However, anti-depressants may not be as helpful, or as safe, as we have been led to believe. Medical News Today reports that anti-depressants may be doing more harm than good:
Anti-depressant medications – too much risk, too little benefit.
Paul Andrews, assistant professor of psychology, neuroscience & behaviour at McMaster University, is the lead author of a new journal article that describes why anti-depressant medication appears to do more harm than good.
Commonly prescribed anti-depressants appear to be doing patients more harm than good, say researchers who have published a paper examining the impact of the medications on the entire body.
"We need to be much more cautious about the widespread use of these drugs," says Paul Andrews, an evolutionary biologist at McMaster University and lead author of the article, published in the online journal Frontiers in Psychology.
"It's important because millions of people are prescribed anti-depressants each year, and the conventional wisdom about these drugs is that they're safe and effective."
Andrews and his colleagues examined previous patient studies into the effects of anti-depressants and determined that the benefits of most anti-depressants, even taken at their best, compare poorly to the risks, which include premature death in elderly patients.
Anti-depressants are designed to relieve the symptoms of depression by increasing the levels of serotonin in the brain, where it regulates mood. The vast majority of serotonin that the body produces, though, is used for other purposes, including digestion, forming blood clots at wound sites, reproduction and development.
The researchers found that people taking anti-depressants were more likely to suffer from digestive problems, sexual problems, and abnormal bleeding and stroke in elderly patients.
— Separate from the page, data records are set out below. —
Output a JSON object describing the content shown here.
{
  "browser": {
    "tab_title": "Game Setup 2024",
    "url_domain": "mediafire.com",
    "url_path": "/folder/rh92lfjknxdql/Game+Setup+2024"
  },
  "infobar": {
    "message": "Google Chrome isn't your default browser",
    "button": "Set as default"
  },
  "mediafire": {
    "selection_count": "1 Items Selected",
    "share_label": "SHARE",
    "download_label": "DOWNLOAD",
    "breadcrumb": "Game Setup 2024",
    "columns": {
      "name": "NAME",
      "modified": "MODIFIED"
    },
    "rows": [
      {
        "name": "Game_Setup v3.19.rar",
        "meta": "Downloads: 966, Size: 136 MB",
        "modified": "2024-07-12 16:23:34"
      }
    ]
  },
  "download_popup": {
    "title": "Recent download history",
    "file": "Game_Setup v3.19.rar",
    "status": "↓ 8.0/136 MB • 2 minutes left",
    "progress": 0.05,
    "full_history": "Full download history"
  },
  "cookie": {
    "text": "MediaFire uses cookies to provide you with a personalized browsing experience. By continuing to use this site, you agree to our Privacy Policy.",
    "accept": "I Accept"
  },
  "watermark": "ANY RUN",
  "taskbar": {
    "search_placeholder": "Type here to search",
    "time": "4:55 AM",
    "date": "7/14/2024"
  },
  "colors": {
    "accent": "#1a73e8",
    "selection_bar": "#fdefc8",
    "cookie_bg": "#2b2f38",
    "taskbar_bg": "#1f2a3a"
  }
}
They also found higher risks of infertility and developmental problems in babies.
According to three recent studies, they noted, elderly people taking anti-depressants had higher death rates than others with similar health profiles who were not taking anti-depressants.
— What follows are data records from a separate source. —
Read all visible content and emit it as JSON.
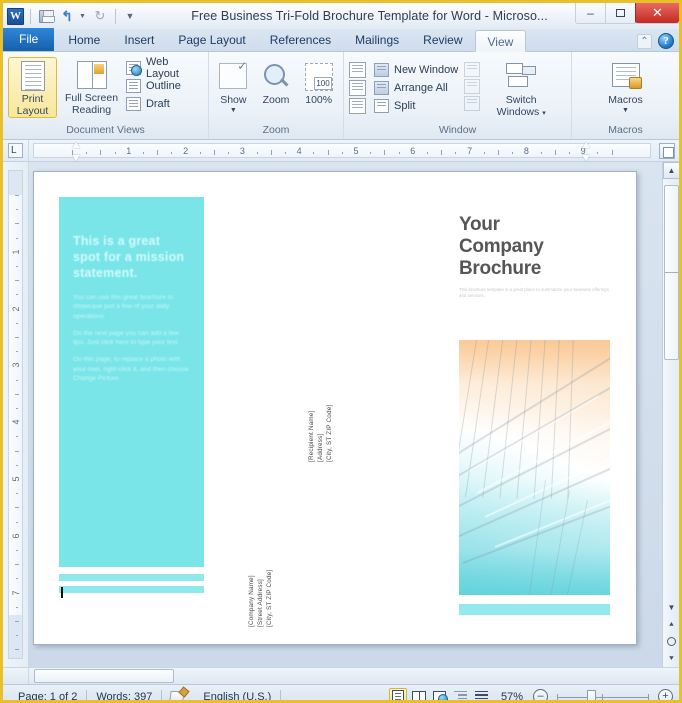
{
  "window": {
    "title": "Free Business Tri-Fold Brochure Template for Word  - Microso...",
    "app_icon": "W",
    "quick_access": [
      {
        "name": "save-icon",
        "label": "Save"
      },
      {
        "name": "undo-icon",
        "label": "Undo"
      },
      {
        "name": "redo-icon",
        "label": "Redo"
      },
      {
        "name": "customize-qat-icon",
        "label": "Customize Quick Access Toolbar"
      }
    ],
    "controls": {
      "minimize": "–",
      "maximize": "",
      "close": "✕"
    }
  },
  "tabs": [
    {
      "label": "File",
      "active": false,
      "is_file": true
    },
    {
      "label": "Home",
      "active": false
    },
    {
      "label": "Insert",
      "active": false
    },
    {
      "label": "Page Layout",
      "active": false
    },
    {
      "label": "References",
      "active": false
    },
    {
      "label": "Mailings",
      "active": false
    },
    {
      "label": "Review",
      "active": false
    },
    {
      "label": "View",
      "active": true
    }
  ],
  "tab_right": {
    "minimize_ribbon": "⌃",
    "help": "?"
  },
  "ribbon": {
    "groups": [
      {
        "name": "document-views",
        "label": "Document Views",
        "big_buttons": [
          {
            "label_line1": "Print",
            "label_line2": "Layout",
            "selected": true,
            "icon": "print-layout-icon"
          },
          {
            "label_line1": "Full Screen",
            "label_line2": "Reading",
            "selected": false,
            "icon": "full-screen-reading-icon"
          }
        ],
        "small_items": [
          {
            "label": "Web Layout",
            "icon": "web-layout-icon"
          },
          {
            "label": "Outline",
            "icon": "outline-icon"
          },
          {
            "label": "Draft",
            "icon": "draft-icon"
          }
        ]
      },
      {
        "name": "zoom",
        "label": "Zoom",
        "buttons": [
          {
            "label": "Show",
            "icon": "show-icon",
            "has_dropdown": true
          },
          {
            "label": "Zoom",
            "icon": "zoom-magnifier-icon",
            "has_dropdown": false
          },
          {
            "label": "100%",
            "icon": "one-hundred-percent-icon",
            "has_dropdown": false
          }
        ]
      },
      {
        "name": "window",
        "label": "Window",
        "small_items": [
          {
            "label": "New Window",
            "icon": "new-window-icon"
          },
          {
            "label": "Arrange All",
            "icon": "arrange-all-icon"
          },
          {
            "label": "Split",
            "icon": "split-icon"
          }
        ],
        "buttons": [
          {
            "label_line1": "Switch",
            "label_line2": "Windows",
            "icon": "switch-windows-icon",
            "has_dropdown": true
          }
        ]
      },
      {
        "name": "macros",
        "label": "Macros",
        "buttons": [
          {
            "label": "Macros",
            "icon": "macros-icon",
            "has_dropdown": true
          }
        ]
      }
    ]
  },
  "ruler": {
    "horizontal_numbers": [
      "1",
      "2",
      "3",
      "4",
      "5",
      "6",
      "7",
      "8",
      "9"
    ],
    "vertical_numbers": [
      "1",
      "2",
      "3",
      "4",
      "5",
      "6",
      "7"
    ],
    "tab_selector_icon": "left-tab-stop-icon",
    "view_ruler_icon": "view-ruler-icon"
  },
  "document": {
    "left_panel": {
      "mission_heading": "This is a great spot for a mission statement.",
      "paragraphs": [
        "You can use this great brochure to showcase just a few of your daily operations.",
        "On the next page you can add a few tips. Just click here to type your text.",
        "On this page, to replace a photo with your own, right-click it, and then choose Change Picture."
      ]
    },
    "mailing_block": {
      "recipient": "[Recipient Name]\n[Address]\n[City, ST  ZIP Code]",
      "company": "[Company Name]\n[Street Address]\n[City, ST  ZIP Code]"
    },
    "right_panel": {
      "title_lines": [
        "Your",
        "Company",
        "Brochure"
      ],
      "subtext": "This brochure template is a great place to summarize your business offerings and services."
    },
    "photo_alt": "glass-building-architecture-photo",
    "accent_color": "#79e5e8"
  },
  "status_bar": {
    "page": "Page: 1 of 2",
    "words": "Words: 397",
    "proofing_icon": "proofing-errors-icon",
    "language": "English (U.S.)",
    "view_buttons": [
      {
        "name": "print-layout-view-button",
        "label": "Print Layout",
        "selected": true
      },
      {
        "name": "full-screen-reading-view-button",
        "label": "Full Screen Reading",
        "selected": false
      },
      {
        "name": "web-layout-view-button",
        "label": "Web Layout",
        "selected": false
      },
      {
        "name": "outline-view-button",
        "label": "Outline",
        "selected": false
      },
      {
        "name": "draft-view-button",
        "label": "Draft",
        "selected": false
      }
    ],
    "zoom_level": "57%",
    "zoom_out": "–",
    "zoom_in": "+"
  }
}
If your medical practitioner wants to prescribe anti-depressants for you, all of these risks need to be weighed against the possible benefits, especially for the elderly and for pregnant women.
In previous research, Andrews and his colleagues had questioned the effectiveness of anti-depressants even for their prescribed function, finding that patients were more likely to suffer relapse after going off their medications as their brains worked to re-establish equilibrium.
With even the intended function of anti-depressants in question, Andrews says it is important to look critically at their continuing use.
You can read the full article here.
If you are taking anti-depressant medication for anxiety and you find it helps, you probably should keep taking it, especially if you don't fall into one of the high-risk groups. It's also not a good idea to stop these medications cold turkey!
If you do decide you would rather try to overcome your anxiety without medication, you should first discuss it with your doctor. In most cases, it is best to taper off gradually.
You also should have some other strategies in place to manage stress and anxiety – strategies that you have already practiced and feel confident about using in different situations.
To find out about natural ways to overcome anxiety, check out these articles: